Finishing a marathon is the best feeling! My legs ache, and my foot was hurting again, but it's just so awesome! I got my medal and made my way to the B2B tent to get my additional medal and finisher jacket for completing the challenge. Seeing Dean Karnazes (the famous Ultramarathon Man) was an added bonus, so I got a picture with him too! Afterwards, I sat down, stretched for awhile in the sun, and waited for Angie to come in. It felt really weird to not have my kids there or anyone else waiting for me at the finish. I found Angie, we got some pictures, and then made our way back to the hotel, got dinner, and called it a night pretty early after being up since 3:15!
Big Sur Marathon is described as one of the most beautiful marathons, and "running on the ragged edge of the Western World," and it certainly lives up to that! It is probably the most difficult marathon course I've done so far, but I had so much fun taking on this challenge with Angie and feeling pretty good! I had many challenges going into Boston (mainly my foot), but I don't give up easily and God was certainly watching over me throughout all of this. I had to change my time goals a little bit, but I'd call this a success!
"Strength does not come from physical capacity, it comes from an indomitable will." ~ Ghandi

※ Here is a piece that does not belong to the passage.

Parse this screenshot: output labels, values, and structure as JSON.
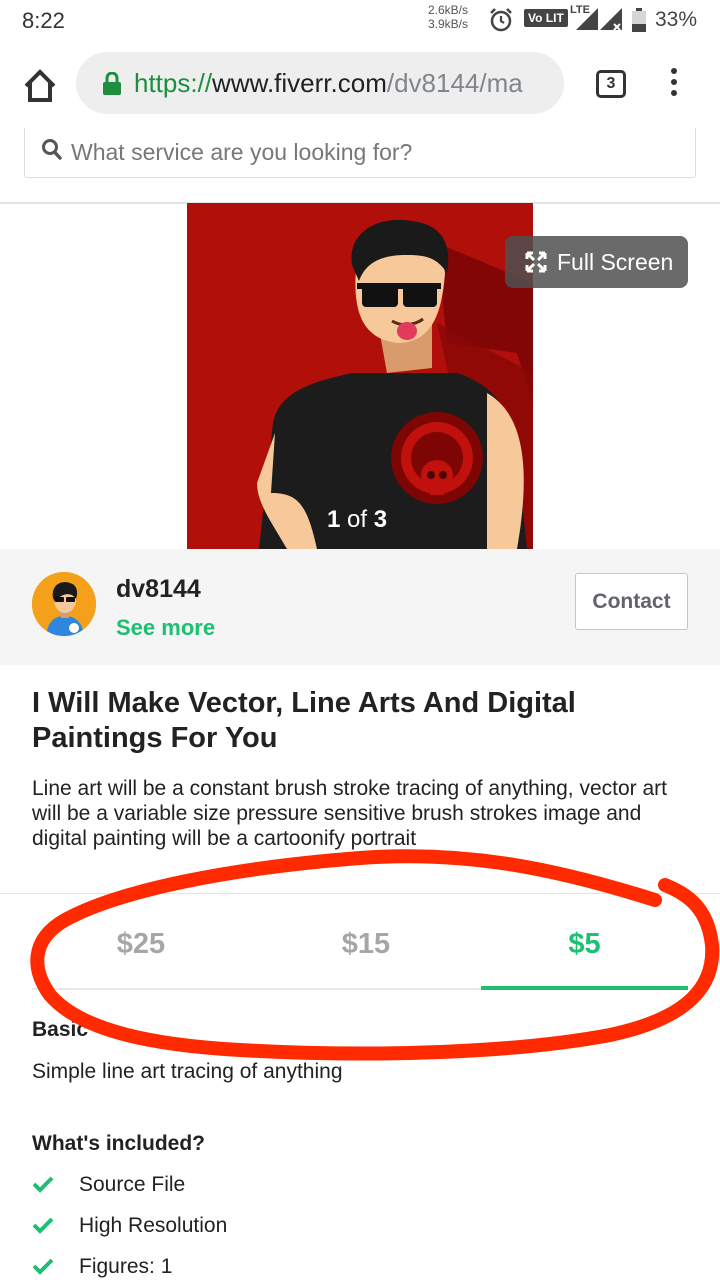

Update on my foot for those interested: after an X-ray, my doctor determined that my bones are all healthy and fine! I have 'Capsulitis of the foot', which is an inflammation of the ligaments and joint in the toe (my middle toe). It is characterized by sharp or aching pain on the ball of the foot or base of the toes, experienced with pressure on the toes. It is caused by too much stress on the foot joints, but can be managed and treated with proper care and foot pads.